(App and web page records)
____________________

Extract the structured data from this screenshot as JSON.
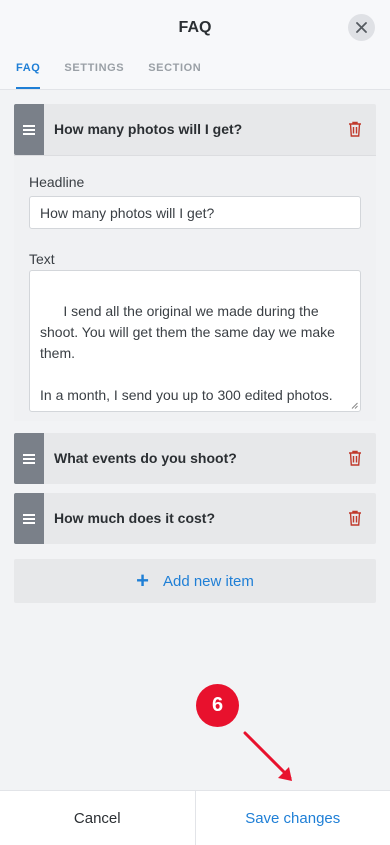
{
  "header": {
    "title": "FAQ",
    "tabs": [
      {
        "label": "FAQ",
        "active": true
      },
      {
        "label": "SETTINGS",
        "active": false
      },
      {
        "label": "SECTION",
        "active": false
      }
    ]
  },
  "items": [
    {
      "title": "How many photos will I get?",
      "expanded": true,
      "headline_label": "Headline",
      "headline_value": "How many photos will I get?",
      "text_label": "Text",
      "text_value": "I send all the original we made during the shoot. You will get them the same day we make them.\n\nIn a month, I send you up to 300 edited photos."
    },
    {
      "title": "What events do you shoot?",
      "expanded": false
    },
    {
      "title": "How much does it cost?",
      "expanded": false
    }
  ],
  "add_item": {
    "label": "Add new item"
  },
  "annotation": {
    "step": "6"
  },
  "footer": {
    "cancel_label": "Cancel",
    "save_label": "Save changes"
  },
  "colors": {
    "accent": "#1f7fd6",
    "danger": "#c0392b",
    "badge": "#e8112d"
  }
}
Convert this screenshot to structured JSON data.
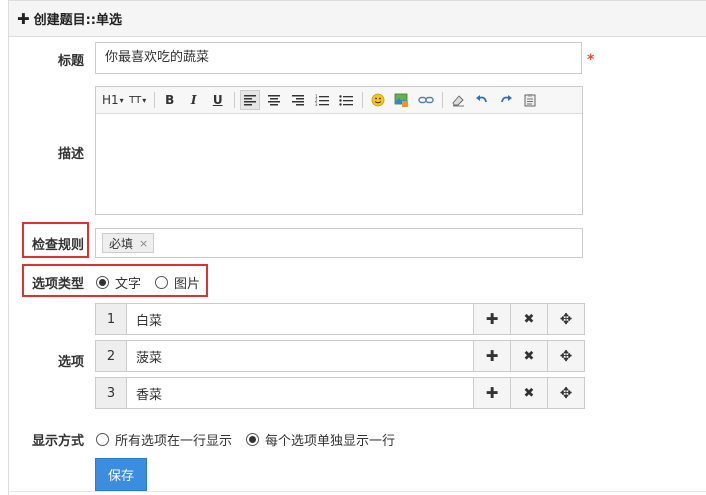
{
  "header": {
    "title": "创建题目::单选"
  },
  "fields": {
    "title_label": "标题",
    "title_value": "你最喜欢吃的蔬菜",
    "required_mark": "*",
    "desc_label": "描述",
    "rule_label": "检查规则",
    "rule_tag": "必填",
    "rule_tag_remove": "×",
    "type_label": "选项类型",
    "type_options": [
      "文字",
      "图片"
    ],
    "type_selected": "文字",
    "options_label": "选项",
    "display_label": "显示方式",
    "display_options": [
      "所有选项在一行显示",
      "每个选项单独显示一行"
    ],
    "display_selected": "每个选项单独显示一行",
    "save_label": "保存"
  },
  "toolbar": {
    "heading": "H1",
    "fontsize": "TT",
    "bold": "B",
    "italic": "I",
    "underline": "U"
  },
  "options": [
    {
      "num": "1",
      "text": "白菜"
    },
    {
      "num": "2",
      "text": "菠菜"
    },
    {
      "num": "3",
      "text": "香菜"
    }
  ],
  "option_buttons": {
    "add": "✚",
    "remove": "✖",
    "move": "✥"
  },
  "colors": {
    "primary": "#3c8dde",
    "highlight_border": "#e03030",
    "required": "#e74c3c"
  }
}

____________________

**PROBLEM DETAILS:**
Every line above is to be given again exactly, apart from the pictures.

**WRITTEN SOLUTION:**
Extract the structured data from this screenshot as JSON.
{
  "header": {
    "title": "FAQ",
    "tabs": [
      {
        "label": "FAQ",
        "active": true
      },
      {
        "label": "SETTINGS",
        "active": false
      },
      {
        "label": "SECTION",
        "active": false
      }
    ]
  },
  "items": [
    {
      "title": "How many photos will I get?",
      "expanded": true,
      "headline_label": "Headline",
      "headline_value": "How many photos will I get?",
      "text_label": "Text",
      "text_value": "I send all the original we made during the shoot. You will get them the same day we make them.\n\nIn a month, I send you up to 300 edited photos."
    },
    {
      "title": "What events do you shoot?",
      "expanded": false
    },
    {
      "title": "How much does it cost?",
      "expanded": false
    }
  ],
  "add_item": {
    "label": "Add new item"
  },
  "annotation": {
    "step": "6"
  },
  "footer": {
    "cancel_label": "Cancel",
    "save_label": "Save changes"
  },
  "colors": {
    "accent": "#1f7fd6",
    "danger": "#c0392b",
    "badge": "#e8112d"
  }
}
Convert this screenshot to structured JSON data.
{
  "header": {
    "title": "创建题目::单选"
  },
  "fields": {
    "title_label": "标题",
    "title_value": "你最喜欢吃的蔬菜",
    "required_mark": "*",
    "desc_label": "描述",
    "rule_label": "检查规则",
    "rule_tag": "必填",
    "rule_tag_remove": "×",
    "type_label": "选项类型",
    "type_options": [
      "文字",
      "图片"
    ],
    "type_selected": "文字",
    "options_label": "选项",
    "display_label": "显示方式",
    "display_options": [
      "所有选项在一行显示",
      "每个选项单独显示一行"
    ],
    "display_selected": "每个选项单独显示一行",
    "save_label": "保存"
  },
  "toolbar": {
    "heading": "H1",
    "fontsize": "TT",
    "bold": "B",
    "italic": "I",
    "underline": "U"
  },
  "options": [
    {
      "num": "1",
      "text": "白菜"
    },
    {
      "num": "2",
      "text": "菠菜"
    },
    {
      "num": "3",
      "text": "香菜"
    }
  ],
  "option_buttons": {
    "add": "✚",
    "remove": "✖",
    "move": "✥"
  },
  "colors": {
    "primary": "#3c8dde",
    "highlight_border": "#e03030",
    "required": "#e74c3c"
  }
}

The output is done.